Under the new Consent Order, Ocwen has 20 days to find an independent monitor acceptable to the Department. The monitor will review Ocwen’s operations and identify and report on corrective actions within 90 days.
Ocwen, one of the biggest mortgage servicers, is expanding. In the past two years, Ocwen has acquired several major servicers’ portfolios of distressed home loans, including Litton Loan Servicing LP in 2011, Saxon Mortgage Services, Inc. and EMC Mortgage Corporation in 2012 and has announced plans to further expand its servicing operations through the acquisition of additional mortgage servicing rights, including from Homeward Residential, Inc., formerly known as American Home Mortgage Servicing, Inc. ("AHMSI"). Ocwen just won an auction to acquire Residential Capital, LLC ("ResCAP").
The Department’s Mortgage Servicing Practices are designed to redress troublesome and unlawful practices that have plagued the mortgage servicing industry as a whole.
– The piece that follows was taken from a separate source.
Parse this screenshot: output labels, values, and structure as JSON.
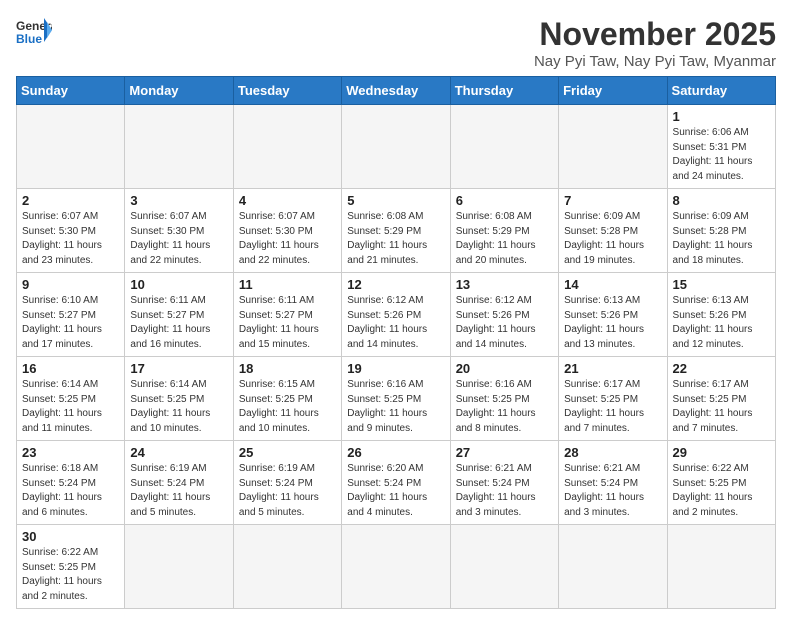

Those practices include:
- "Robo-signing," where servicer staff signed affidavits stating they reviewed loan documents when they had not actually done so.
- Weak internal controls and oversight that compromise the accuracy of foreclosure documents.
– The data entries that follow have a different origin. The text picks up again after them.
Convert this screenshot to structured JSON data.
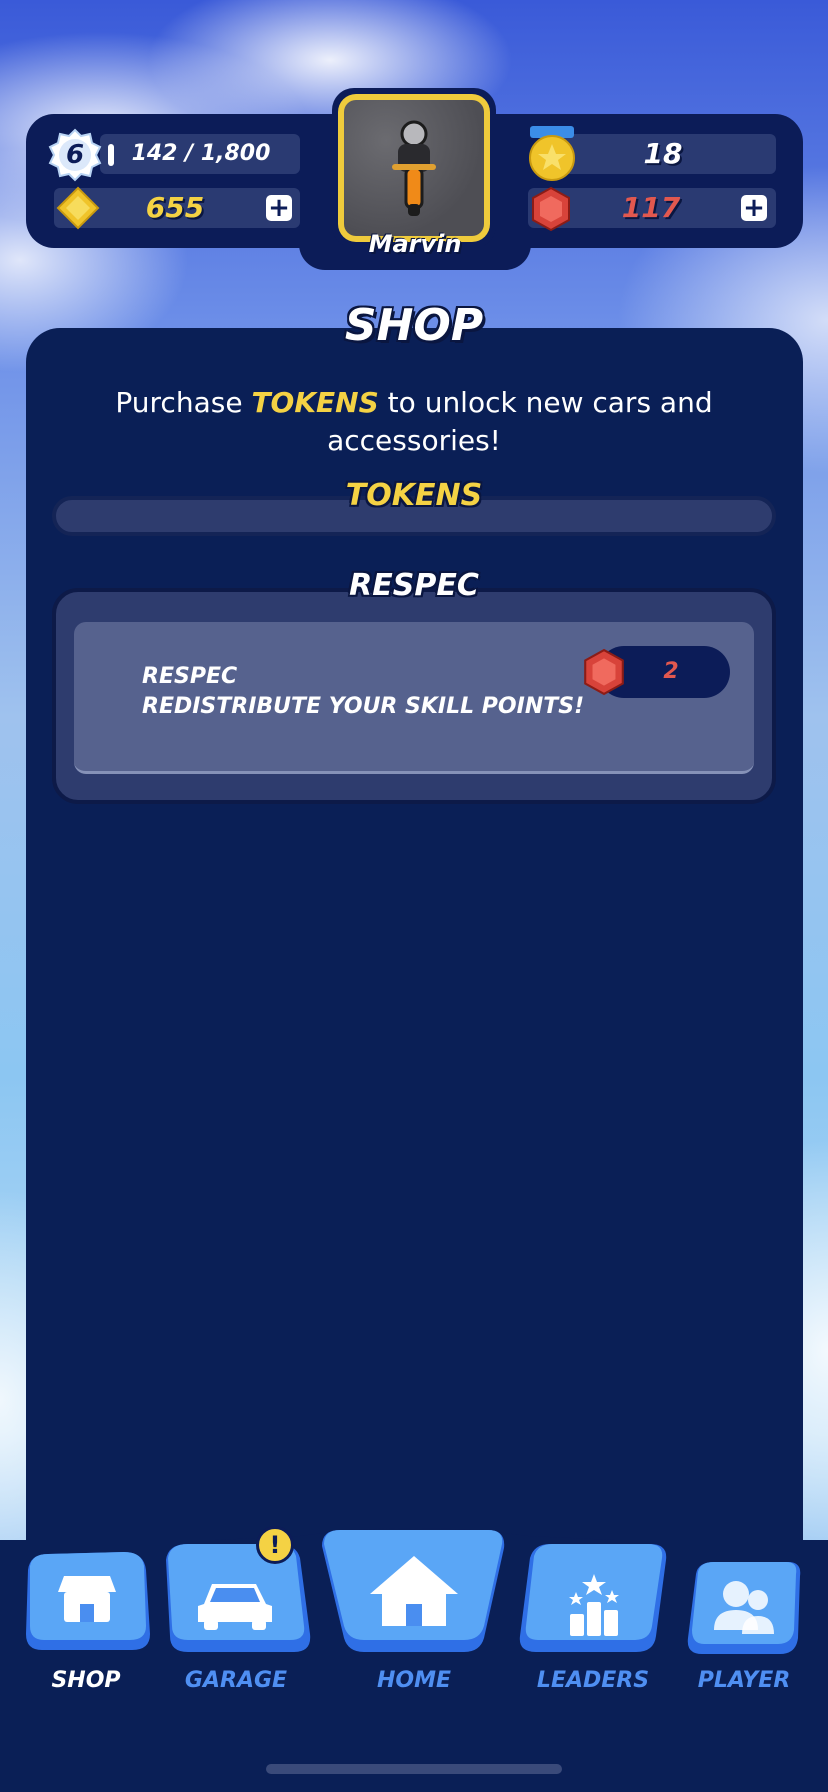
{
  "hud": {
    "level": "6",
    "xp": "142 / 1,800",
    "cash": "655",
    "stars": "18",
    "gems": "117",
    "player_name": "Marvin",
    "plus_label": "+"
  },
  "shop": {
    "title": "SHOP",
    "intro_before": "Purchase ",
    "intro_highlight": "TOKENS",
    "intro_after": " to unlock new cars and accessories!",
    "tokens_label": "TOKENS",
    "respec_section_label": "RESPEC",
    "respec_item": {
      "title": "RESPEC",
      "description": "REDISTRIBUTE YOUR SKILL POINTS!",
      "price": "2"
    }
  },
  "nav": {
    "items": [
      {
        "label": "SHOP",
        "icon": "shop-icon",
        "active": true
      },
      {
        "label": "GARAGE",
        "icon": "car-icon",
        "active": false,
        "alert": "!"
      },
      {
        "label": "HOME",
        "icon": "home-icon",
        "active": false
      },
      {
        "label": "LEADERS",
        "icon": "podium-icon",
        "active": false
      },
      {
        "label": "PLAYER",
        "icon": "players-icon",
        "active": false
      }
    ]
  },
  "colors": {
    "panel": "#0a1f56",
    "accent_yellow": "#f4d244",
    "gem_red": "#e2584f",
    "nav_blue": "#4f8ff2"
  }
}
- Referring borrowers to foreclosure at the same time as those borrowers are attempting to obtain modifications of their mortgages or other loss mitigation.
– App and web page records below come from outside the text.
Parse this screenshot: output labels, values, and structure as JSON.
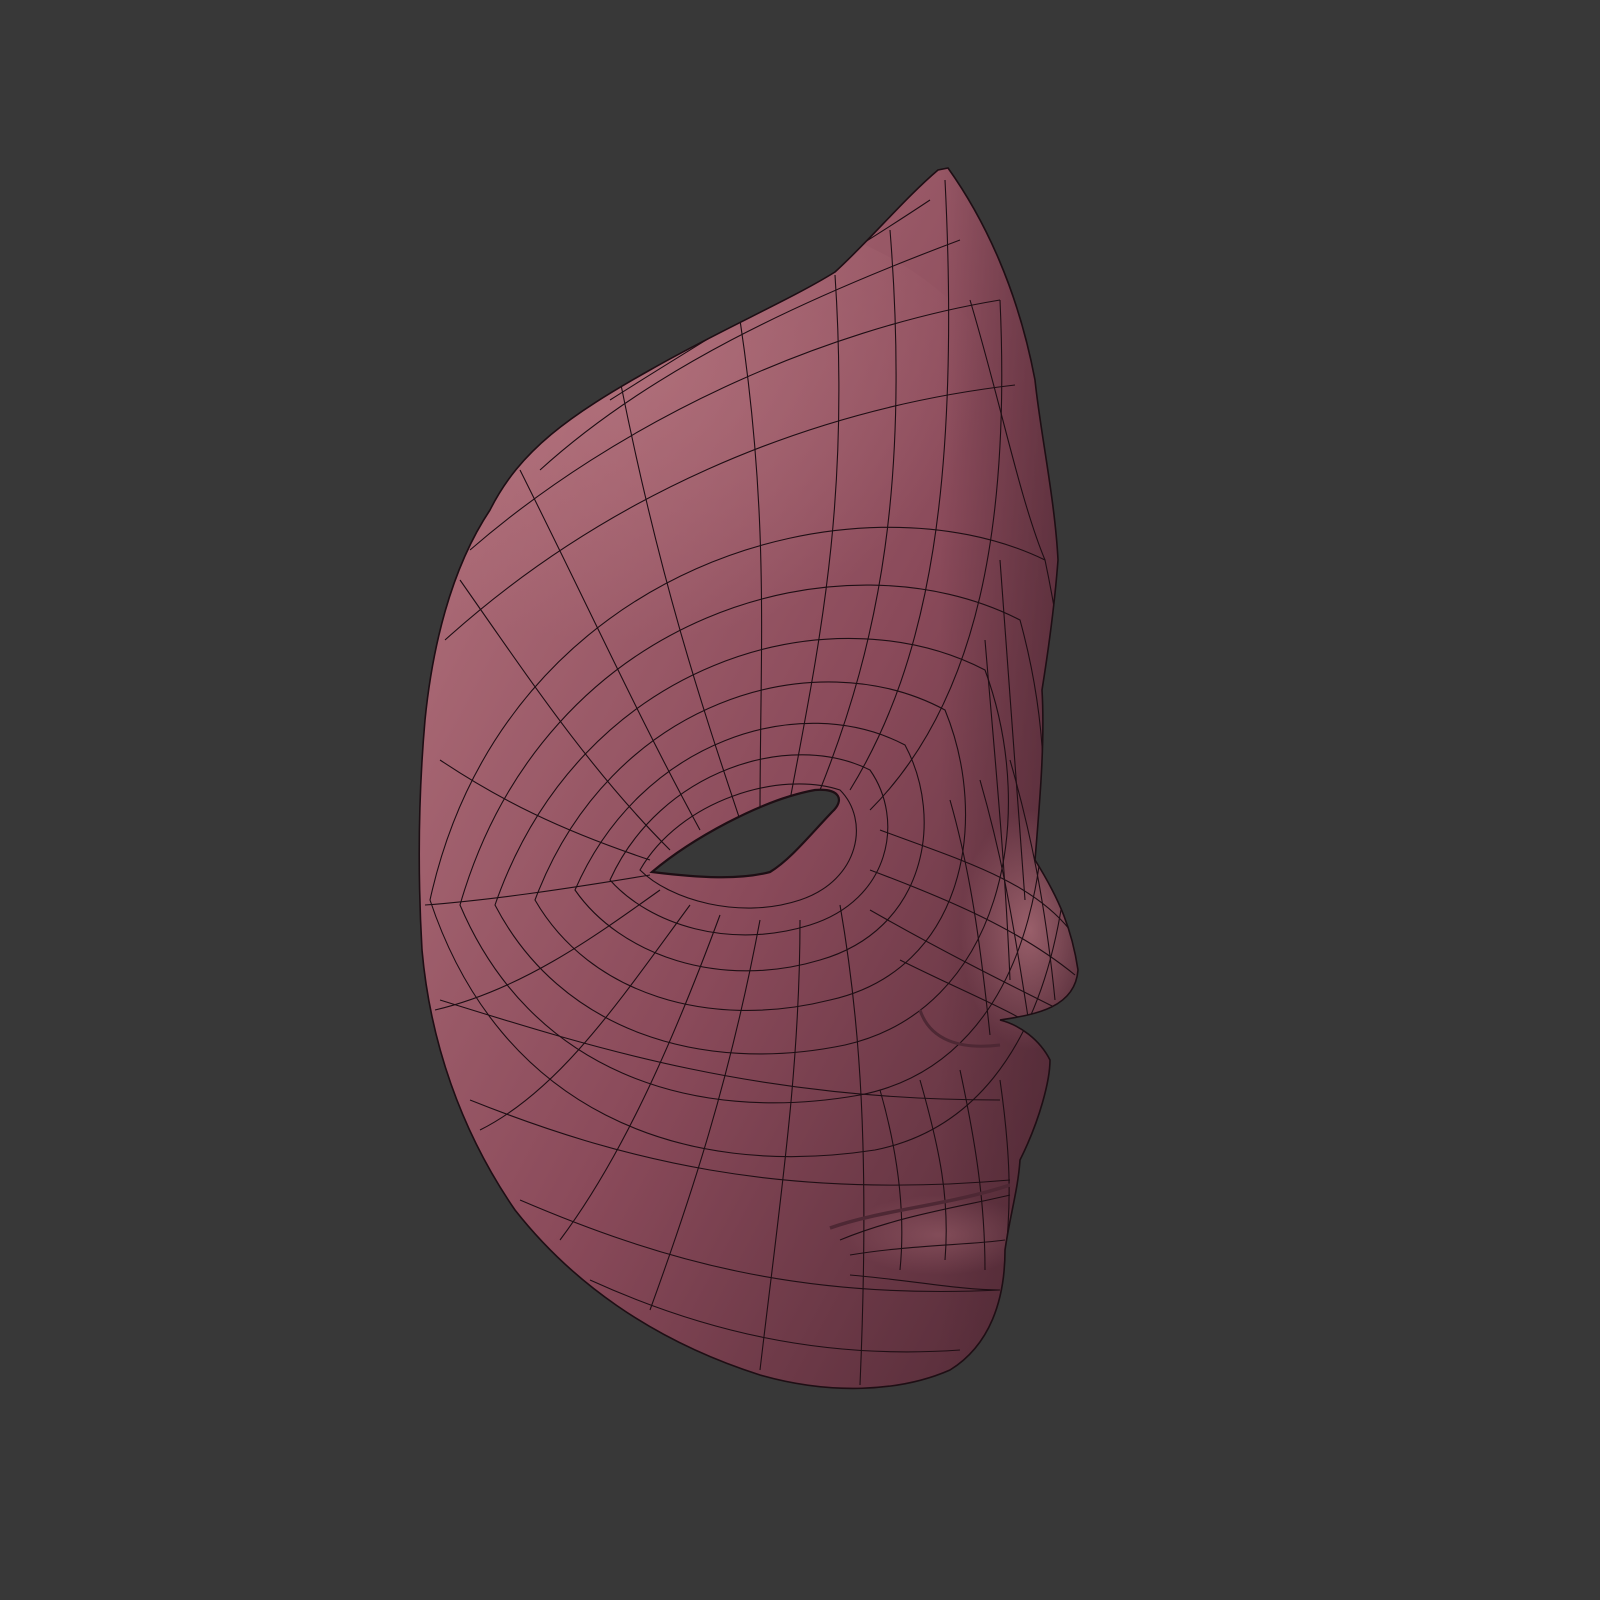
{
  "viewport": {
    "background_color": "#383838"
  },
  "model": {
    "subject": "face-mask",
    "base_color": "#8a4a5a",
    "highlight_color": "#b97882",
    "shadow_color": "#4e2834",
    "wire_color": "#1e0e14",
    "eye_hole_color": "#383838"
  }
}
- Improper denials of loan modifications.
- Failing to provide borrowers with access to a single customer service representative, resulting in delays or failure of the loss mitigation process.
- Imposition of improper fees by servicers.
The Practices, which have been agreed to by eight mortgage servicers, require the following changes:
- End robo-signing and impose staffing and training requirements that will prevent robo-signing.
- Require servicers to withdraw any pending foreclosure actions in which filed affidavits were robo-signed or otherwise not accurate.
- End “dual tracking”, i.e., referring a borrower to foreclosure while the borrower is pursuing loan modification or loss mitigation, and prohibit foreclosures from advancing while denial of a borrower’s loan modification is under an independent review, which is also required by the agreements.
- Provide a dedicated single point of contact representative for all borrowers seeking loss mitigation or in foreclosure so borrowers are able to speak to the same person who knows their file every time they call.
- Require servicers to ensure that any force-placed insurance be reasonably priced in relation to claims incurred, and prohibit force-placing insurance with an affiliated insurer.
- Impose more rigorous pleading requirements in foreclosure actions to ensure that only parties and entities possessing the legal right to foreclose can sue borrowers.
- For borrowers found to have been wrongfully foreclosed, require servicers to ensure that their equity in the property is returned, or, if the property was sold, compensate the borrower.
- Impose new standards on servicers for application of borrowers’ mortgage payments to prevent layering of late fees and other servicer fees and use of suspense accounts in ways that compounded borrower delinquencies and defaults.
- Require servicers to strengthen oversight of foreclosure counsel and other third party vendors, and impose new obligations on servicers to conduct regular reviews of foreclosure documents prepared by counsel and to terminate foreclosure attorneys whose document practices are problematic or who are sanctioned by a court.